- **Task brief**
Every entry must be duplicated word for word.

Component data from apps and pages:
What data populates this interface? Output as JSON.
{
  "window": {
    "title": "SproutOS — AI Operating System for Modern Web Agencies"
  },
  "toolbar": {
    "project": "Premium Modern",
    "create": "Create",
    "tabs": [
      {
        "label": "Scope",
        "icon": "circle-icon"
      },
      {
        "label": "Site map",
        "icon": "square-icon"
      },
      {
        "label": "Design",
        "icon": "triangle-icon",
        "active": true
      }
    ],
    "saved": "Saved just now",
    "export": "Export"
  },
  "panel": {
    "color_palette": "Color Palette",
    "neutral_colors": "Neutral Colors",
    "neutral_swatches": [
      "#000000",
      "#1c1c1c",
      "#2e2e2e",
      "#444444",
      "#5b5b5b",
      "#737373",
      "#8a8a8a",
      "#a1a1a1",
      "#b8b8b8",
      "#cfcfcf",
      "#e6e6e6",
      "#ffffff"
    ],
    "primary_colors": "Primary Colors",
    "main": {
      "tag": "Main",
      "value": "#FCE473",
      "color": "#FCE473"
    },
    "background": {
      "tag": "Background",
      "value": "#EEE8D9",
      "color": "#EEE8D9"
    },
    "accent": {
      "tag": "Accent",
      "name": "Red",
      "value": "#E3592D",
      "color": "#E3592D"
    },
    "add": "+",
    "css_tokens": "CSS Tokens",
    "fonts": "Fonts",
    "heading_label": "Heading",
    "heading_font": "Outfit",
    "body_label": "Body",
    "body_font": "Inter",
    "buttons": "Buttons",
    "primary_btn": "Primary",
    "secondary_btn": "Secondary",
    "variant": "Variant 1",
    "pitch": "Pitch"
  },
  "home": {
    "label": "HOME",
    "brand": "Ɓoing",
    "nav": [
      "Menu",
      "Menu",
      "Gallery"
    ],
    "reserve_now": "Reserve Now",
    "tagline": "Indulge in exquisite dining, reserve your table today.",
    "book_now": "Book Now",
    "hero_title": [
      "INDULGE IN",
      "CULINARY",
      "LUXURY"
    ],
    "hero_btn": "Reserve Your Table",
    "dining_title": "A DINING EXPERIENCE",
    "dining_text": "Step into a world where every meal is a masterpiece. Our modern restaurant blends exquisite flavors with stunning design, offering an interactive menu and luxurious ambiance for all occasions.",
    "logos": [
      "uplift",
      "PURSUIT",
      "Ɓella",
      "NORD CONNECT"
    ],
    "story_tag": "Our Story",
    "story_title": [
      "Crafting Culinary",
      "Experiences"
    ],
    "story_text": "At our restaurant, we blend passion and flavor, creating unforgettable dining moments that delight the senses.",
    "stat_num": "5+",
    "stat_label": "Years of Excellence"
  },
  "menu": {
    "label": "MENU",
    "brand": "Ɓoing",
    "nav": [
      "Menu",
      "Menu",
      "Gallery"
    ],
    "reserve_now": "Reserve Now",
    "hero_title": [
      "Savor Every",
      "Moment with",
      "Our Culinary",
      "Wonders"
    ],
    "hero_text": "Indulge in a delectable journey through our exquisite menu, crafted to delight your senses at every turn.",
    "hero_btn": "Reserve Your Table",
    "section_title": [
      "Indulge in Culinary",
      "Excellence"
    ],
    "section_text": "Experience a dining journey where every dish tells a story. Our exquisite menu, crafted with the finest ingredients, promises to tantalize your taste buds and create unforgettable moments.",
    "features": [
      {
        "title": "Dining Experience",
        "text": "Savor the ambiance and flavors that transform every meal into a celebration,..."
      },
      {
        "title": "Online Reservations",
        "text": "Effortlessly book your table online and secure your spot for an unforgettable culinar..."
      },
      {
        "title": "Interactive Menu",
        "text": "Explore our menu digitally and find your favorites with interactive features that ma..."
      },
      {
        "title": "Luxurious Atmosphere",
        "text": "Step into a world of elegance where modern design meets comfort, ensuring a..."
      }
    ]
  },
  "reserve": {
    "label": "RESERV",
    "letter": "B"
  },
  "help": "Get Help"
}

- **Your response**
What data populates this interface? Output as JSON.
{
  "window": {
    "title": "SproutOS — AI Operating System for Modern Web Agencies"
  },
  "toolbar": {
    "project": "Premium Modern",
    "create": "Create",
    "tabs": [
      {
        "label": "Scope",
        "icon": "circle-icon"
      },
      {
        "label": "Site map",
        "icon": "square-icon"
      },
      {
        "label": "Design",
        "icon": "triangle-icon",
        "active": true
      }
    ],
    "saved": "Saved just now",
    "export": "Export"
  },
  "panel": {
    "color_palette": "Color Palette",
    "neutral_colors": "Neutral Colors",
    "neutral_swatches": [
      "#000000",
      "#1c1c1c",
      "#2e2e2e",
      "#444444",
      "#5b5b5b",
      "#737373",
      "#8a8a8a",
      "#a1a1a1",
      "#b8b8b8",
      "#cfcfcf",
      "#e6e6e6",
      "#ffffff"
    ],
    "primary_colors": "Primary Colors",
    "main": {
      "tag": "Main",
      "value": "#FCE473",
      "color": "#FCE473"
    },
    "background": {
      "tag": "Background",
      "value": "#EEE8D9",
      "color": "#EEE8D9"
    },
    "accent": {
      "tag": "Accent",
      "name": "Red",
      "value": "#E3592D",
      "color": "#E3592D"
    },
    "add": "+",
    "css_tokens": "CSS Tokens",
    "fonts": "Fonts",
    "heading_label": "Heading",
    "heading_font": "Outfit",
    "body_label": "Body",
    "body_font": "Inter",
    "buttons": "Buttons",
    "primary_btn": "Primary",
    "secondary_btn": "Secondary",
    "variant": "Variant 1",
    "pitch": "Pitch"
  },
  "home": {
    "label": "HOME",
    "brand": "Ɓoing",
    "nav": [
      "Menu",
      "Menu",
      "Gallery"
    ],
    "reserve_now": "Reserve Now",
    "tagline": "Indulge in exquisite dining, reserve your table today.",
    "book_now": "Book Now",
    "hero_title": [
      "INDULGE IN",
      "CULINARY",
      "LUXURY"
    ],
    "hero_btn": "Reserve Your Table",
    "dining_title": "A DINING EXPERIENCE",
    "dining_text": "Step into a world where every meal is a masterpiece. Our modern restaurant blends exquisite flavors with stunning design, offering an interactive menu and luxurious ambiance for all occasions.",
    "logos": [
      "uplift",
      "PURSUIT",
      "Ɓella",
      "NORD CONNECT"
    ],
    "story_tag": "Our Story",
    "story_title": [
      "Crafting Culinary",
      "Experiences"
    ],
    "story_text": "At our restaurant, we blend passion and flavor, creating unforgettable dining moments that delight the senses.",
    "stat_num": "5+",
    "stat_label": "Years of Excellence"
  },
  "menu": {
    "label": "MENU",
    "brand": "Ɓoing",
    "nav": [
      "Menu",
      "Menu",
      "Gallery"
    ],
    "reserve_now": "Reserve Now",
    "hero_title": [
      "Savor Every",
      "Moment with",
      "Our Culinary",
      "Wonders"
    ],
    "hero_text": "Indulge in a delectable journey through our exquisite menu, crafted to delight your senses at every turn.",
    "hero_btn": "Reserve Your Table",
    "section_title": [
      "Indulge in Culinary",
      "Excellence"
    ],
    "section_text": "Experience a dining journey where every dish tells a story. Our exquisite menu, crafted with the finest ingredients, promises to tantalize your taste buds and create unforgettable moments.",
    "features": [
      {
        "title": "Dining Experience",
        "text": "Savor the ambiance and flavors that transform every meal into a celebration,..."
      },
      {
        "title": "Online Reservations",
        "text": "Effortlessly book your table online and secure your spot for an unforgettable culinar..."
      },
      {
        "title": "Interactive Menu",
        "text": "Explore our menu digitally and find your favorites with interactive features that ma..."
      },
      {
        "title": "Luxurious Atmosphere",
        "text": "Step into a world of elegance where modern design meets comfort, ensuring a..."
      }
    ]
  },
  "reserve": {
    "label": "RESERV",
    "letter": "B"
  },
  "help": "Get Help"
}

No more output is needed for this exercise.